When a line below contains the word "this", copy that line.
* * * *
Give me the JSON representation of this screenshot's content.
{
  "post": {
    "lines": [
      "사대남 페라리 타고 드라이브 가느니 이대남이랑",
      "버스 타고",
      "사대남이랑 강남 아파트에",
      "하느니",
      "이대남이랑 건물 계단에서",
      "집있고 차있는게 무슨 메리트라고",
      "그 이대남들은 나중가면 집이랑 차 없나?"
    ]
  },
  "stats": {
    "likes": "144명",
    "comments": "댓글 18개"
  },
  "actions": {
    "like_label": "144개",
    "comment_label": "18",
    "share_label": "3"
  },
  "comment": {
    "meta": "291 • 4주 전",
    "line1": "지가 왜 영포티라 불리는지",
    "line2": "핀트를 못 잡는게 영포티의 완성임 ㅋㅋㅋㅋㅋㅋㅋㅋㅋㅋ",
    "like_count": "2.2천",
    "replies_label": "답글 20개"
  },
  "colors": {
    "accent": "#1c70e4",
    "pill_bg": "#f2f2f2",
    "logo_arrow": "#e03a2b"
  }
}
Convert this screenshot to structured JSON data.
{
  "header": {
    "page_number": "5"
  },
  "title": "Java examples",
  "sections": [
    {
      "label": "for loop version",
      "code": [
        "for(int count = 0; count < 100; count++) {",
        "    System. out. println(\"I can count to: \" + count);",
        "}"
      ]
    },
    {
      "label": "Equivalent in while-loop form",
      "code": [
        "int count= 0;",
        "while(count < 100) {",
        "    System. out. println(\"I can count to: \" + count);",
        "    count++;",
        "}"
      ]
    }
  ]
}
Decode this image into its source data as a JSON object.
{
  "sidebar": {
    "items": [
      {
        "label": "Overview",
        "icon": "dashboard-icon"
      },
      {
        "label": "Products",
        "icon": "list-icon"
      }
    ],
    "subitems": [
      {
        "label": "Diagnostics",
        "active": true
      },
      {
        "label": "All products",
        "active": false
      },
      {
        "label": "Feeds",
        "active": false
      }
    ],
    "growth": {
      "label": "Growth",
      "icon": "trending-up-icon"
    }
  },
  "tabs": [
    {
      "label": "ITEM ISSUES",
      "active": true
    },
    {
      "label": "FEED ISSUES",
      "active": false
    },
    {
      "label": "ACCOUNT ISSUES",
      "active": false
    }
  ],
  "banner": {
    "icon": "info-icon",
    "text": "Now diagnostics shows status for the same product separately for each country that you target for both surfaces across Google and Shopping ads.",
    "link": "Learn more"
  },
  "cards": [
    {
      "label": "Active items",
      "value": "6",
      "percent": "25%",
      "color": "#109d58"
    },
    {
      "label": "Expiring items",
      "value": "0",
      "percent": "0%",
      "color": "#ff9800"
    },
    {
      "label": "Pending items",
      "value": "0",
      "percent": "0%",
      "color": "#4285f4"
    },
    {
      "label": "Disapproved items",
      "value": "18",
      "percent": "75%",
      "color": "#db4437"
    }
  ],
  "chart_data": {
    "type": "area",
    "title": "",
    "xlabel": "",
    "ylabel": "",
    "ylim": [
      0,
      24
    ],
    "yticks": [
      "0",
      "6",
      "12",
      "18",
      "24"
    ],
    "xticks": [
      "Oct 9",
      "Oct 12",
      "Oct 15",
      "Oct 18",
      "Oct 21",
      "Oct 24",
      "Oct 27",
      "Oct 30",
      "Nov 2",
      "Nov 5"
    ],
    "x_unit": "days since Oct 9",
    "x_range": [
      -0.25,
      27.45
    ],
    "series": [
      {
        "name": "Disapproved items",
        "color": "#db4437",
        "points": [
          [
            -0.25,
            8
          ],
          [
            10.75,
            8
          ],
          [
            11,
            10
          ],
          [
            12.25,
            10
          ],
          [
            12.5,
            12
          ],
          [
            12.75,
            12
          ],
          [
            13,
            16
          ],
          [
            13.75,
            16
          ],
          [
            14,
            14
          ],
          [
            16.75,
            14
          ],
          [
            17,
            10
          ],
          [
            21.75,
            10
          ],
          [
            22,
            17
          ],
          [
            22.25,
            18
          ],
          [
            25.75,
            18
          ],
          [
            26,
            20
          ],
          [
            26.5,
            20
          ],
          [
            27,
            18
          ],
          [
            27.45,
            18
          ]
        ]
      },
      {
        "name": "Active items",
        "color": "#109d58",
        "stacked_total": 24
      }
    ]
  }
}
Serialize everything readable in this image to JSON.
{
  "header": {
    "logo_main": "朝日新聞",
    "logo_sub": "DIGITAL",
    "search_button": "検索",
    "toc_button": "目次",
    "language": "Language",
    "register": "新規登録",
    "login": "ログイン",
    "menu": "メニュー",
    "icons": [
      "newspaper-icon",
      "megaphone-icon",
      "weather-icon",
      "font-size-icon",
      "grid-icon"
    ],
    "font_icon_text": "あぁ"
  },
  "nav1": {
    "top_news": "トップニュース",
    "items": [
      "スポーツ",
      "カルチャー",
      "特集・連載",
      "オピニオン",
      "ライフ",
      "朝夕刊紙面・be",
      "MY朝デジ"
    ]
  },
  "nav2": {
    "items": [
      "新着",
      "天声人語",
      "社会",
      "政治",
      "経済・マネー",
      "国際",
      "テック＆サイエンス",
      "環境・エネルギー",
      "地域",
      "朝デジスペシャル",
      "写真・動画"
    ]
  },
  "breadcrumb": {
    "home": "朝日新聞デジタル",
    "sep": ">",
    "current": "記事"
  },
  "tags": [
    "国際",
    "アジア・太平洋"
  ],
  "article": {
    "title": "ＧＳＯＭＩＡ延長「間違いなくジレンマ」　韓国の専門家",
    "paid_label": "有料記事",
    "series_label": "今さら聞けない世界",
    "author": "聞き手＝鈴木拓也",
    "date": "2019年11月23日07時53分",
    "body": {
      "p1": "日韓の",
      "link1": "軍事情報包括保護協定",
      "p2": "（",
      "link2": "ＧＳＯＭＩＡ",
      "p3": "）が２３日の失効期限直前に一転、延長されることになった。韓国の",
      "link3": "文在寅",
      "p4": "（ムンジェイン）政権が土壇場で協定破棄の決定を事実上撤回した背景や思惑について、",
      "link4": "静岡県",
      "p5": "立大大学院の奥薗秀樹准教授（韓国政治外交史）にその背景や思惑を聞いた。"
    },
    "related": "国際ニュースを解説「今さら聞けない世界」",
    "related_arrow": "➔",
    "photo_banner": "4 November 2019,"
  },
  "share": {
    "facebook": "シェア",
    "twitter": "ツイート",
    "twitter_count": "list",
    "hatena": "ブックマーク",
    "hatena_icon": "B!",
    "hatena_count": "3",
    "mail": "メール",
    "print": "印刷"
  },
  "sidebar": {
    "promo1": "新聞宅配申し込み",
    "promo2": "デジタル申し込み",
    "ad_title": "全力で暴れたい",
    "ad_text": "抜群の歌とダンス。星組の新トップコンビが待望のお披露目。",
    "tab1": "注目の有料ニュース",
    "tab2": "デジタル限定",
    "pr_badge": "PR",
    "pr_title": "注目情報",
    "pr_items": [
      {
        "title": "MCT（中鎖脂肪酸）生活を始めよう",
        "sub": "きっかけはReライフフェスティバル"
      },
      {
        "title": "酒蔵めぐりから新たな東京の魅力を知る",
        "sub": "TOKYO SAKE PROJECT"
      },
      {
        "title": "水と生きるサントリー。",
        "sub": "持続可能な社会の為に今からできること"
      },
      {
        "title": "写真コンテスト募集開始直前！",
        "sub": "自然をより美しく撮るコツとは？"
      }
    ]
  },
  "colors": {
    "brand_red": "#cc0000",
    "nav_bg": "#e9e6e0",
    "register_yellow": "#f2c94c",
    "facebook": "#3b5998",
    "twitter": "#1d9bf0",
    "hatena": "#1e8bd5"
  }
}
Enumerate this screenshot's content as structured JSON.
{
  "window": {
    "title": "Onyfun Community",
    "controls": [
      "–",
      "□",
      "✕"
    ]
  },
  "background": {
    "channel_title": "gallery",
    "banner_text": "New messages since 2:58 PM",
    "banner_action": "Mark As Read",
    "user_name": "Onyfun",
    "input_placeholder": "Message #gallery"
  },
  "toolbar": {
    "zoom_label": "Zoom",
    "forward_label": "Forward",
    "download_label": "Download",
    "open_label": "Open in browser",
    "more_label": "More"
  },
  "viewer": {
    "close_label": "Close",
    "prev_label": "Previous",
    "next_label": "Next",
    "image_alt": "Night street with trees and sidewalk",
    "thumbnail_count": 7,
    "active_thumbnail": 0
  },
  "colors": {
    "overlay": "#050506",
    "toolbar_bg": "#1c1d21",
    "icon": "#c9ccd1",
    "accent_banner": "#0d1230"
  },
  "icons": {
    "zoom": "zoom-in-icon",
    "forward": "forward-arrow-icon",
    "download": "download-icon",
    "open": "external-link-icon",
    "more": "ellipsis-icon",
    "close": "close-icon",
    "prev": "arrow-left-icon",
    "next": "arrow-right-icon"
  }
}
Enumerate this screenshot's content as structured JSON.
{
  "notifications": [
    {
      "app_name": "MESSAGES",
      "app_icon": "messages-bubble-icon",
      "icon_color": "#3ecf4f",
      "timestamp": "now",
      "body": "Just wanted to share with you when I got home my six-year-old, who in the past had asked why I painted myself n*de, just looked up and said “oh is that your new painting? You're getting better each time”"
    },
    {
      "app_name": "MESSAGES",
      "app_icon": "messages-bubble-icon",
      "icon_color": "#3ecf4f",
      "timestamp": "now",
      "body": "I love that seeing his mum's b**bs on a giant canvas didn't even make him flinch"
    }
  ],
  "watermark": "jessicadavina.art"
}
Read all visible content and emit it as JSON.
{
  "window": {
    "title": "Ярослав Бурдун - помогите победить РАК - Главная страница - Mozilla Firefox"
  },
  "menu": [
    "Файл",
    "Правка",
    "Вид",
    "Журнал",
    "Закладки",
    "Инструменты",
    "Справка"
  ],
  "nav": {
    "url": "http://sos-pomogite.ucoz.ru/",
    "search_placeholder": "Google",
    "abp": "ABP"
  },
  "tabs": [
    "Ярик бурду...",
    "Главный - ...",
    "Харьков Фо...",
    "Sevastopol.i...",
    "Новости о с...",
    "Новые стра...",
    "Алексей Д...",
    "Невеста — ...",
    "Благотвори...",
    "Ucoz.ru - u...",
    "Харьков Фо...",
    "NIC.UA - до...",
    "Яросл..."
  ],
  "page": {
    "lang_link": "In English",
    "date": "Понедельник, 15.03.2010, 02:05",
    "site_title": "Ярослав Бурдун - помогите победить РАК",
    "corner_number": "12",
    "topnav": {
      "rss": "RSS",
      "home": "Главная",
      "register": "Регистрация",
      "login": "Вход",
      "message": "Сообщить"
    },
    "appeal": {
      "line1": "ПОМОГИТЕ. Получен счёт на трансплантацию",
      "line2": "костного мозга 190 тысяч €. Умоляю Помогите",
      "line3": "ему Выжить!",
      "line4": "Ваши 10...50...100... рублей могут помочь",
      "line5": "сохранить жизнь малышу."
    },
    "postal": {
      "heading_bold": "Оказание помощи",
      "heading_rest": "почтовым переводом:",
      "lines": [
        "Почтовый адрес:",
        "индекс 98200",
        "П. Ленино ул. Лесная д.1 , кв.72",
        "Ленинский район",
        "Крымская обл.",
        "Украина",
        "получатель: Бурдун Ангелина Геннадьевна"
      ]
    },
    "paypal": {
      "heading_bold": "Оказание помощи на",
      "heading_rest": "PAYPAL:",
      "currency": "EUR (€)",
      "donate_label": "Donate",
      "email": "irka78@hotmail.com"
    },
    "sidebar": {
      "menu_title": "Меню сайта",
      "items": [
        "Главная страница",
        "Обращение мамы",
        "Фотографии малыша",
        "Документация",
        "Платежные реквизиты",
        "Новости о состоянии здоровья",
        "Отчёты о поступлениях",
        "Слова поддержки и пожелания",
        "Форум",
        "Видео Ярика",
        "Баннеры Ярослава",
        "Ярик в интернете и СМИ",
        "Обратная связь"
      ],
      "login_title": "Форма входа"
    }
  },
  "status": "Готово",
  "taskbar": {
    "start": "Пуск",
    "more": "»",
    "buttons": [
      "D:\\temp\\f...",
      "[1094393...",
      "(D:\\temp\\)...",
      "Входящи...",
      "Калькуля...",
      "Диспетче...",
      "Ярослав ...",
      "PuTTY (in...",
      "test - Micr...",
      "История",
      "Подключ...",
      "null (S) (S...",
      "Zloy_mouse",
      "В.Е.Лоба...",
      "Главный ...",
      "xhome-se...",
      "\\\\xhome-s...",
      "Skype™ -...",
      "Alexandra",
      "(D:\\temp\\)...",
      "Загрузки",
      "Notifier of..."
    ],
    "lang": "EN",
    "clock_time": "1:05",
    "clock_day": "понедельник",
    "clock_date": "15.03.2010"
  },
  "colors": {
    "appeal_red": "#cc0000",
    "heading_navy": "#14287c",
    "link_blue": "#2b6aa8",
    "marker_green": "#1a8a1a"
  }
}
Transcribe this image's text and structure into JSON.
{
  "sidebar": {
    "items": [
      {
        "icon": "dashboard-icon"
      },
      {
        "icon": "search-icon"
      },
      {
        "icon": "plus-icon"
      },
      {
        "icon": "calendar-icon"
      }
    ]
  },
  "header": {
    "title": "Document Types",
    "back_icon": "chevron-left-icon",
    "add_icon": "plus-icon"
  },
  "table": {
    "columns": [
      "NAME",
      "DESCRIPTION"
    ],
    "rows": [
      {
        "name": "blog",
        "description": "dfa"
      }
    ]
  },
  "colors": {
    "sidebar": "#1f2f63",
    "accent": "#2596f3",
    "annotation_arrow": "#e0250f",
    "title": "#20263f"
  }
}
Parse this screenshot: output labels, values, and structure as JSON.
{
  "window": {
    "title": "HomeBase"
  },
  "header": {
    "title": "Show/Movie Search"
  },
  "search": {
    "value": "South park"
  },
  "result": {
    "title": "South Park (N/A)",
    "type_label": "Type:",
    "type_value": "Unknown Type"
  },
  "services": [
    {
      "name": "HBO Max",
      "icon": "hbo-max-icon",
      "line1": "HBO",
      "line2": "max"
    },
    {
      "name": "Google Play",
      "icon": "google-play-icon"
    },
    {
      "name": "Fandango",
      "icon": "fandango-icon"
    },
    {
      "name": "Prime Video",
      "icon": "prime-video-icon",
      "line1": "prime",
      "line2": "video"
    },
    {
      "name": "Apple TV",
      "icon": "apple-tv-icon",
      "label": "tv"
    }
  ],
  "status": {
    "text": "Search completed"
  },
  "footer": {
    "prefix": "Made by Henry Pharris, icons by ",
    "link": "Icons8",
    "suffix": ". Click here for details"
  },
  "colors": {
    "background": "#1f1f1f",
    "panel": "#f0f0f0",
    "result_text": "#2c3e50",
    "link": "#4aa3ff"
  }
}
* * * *
ANSWER AREA:
Give me the JSON representation of this screenshot's content.
Convert this screenshot to structured JSON data.
Decode this image into its source data as a JSON object.
Serialize everything readable in this image to JSON.
Enumerate this screenshot's content as structured JSON.
Enumerate this screenshot's content as structured JSON.
Transcribe this image's text and structure into JSON.
Parse this screenshot: output labels, values, and structure as JSON.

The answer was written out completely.